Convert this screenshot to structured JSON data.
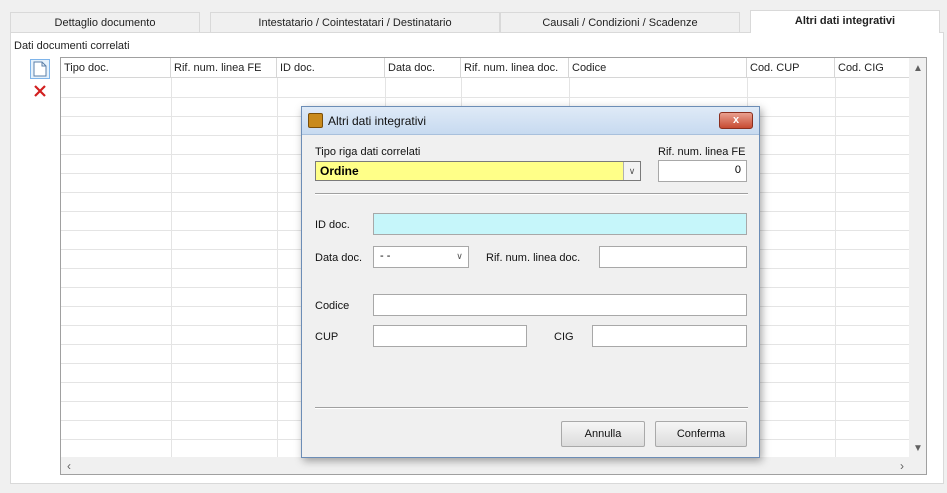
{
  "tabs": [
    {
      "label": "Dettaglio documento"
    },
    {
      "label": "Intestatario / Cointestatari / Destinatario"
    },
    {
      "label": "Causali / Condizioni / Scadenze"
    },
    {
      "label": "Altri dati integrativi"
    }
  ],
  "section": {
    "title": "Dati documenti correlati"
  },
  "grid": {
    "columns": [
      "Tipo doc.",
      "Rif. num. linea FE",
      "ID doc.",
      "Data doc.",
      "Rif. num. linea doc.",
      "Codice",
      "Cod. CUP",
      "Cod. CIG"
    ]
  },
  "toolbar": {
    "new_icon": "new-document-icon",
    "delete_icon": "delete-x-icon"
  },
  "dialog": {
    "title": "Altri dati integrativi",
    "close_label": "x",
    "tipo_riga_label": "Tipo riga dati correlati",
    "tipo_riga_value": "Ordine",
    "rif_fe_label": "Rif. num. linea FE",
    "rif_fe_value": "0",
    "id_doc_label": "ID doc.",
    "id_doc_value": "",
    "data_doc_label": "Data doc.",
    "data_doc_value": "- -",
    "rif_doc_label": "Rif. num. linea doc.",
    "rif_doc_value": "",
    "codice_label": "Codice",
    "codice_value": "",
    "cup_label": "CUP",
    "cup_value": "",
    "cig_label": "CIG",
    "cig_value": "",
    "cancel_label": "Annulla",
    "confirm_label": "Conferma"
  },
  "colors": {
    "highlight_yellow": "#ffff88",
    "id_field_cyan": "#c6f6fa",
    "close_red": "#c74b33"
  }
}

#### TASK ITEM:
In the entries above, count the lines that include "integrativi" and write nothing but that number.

#### PROBLEM SOLUTION:
2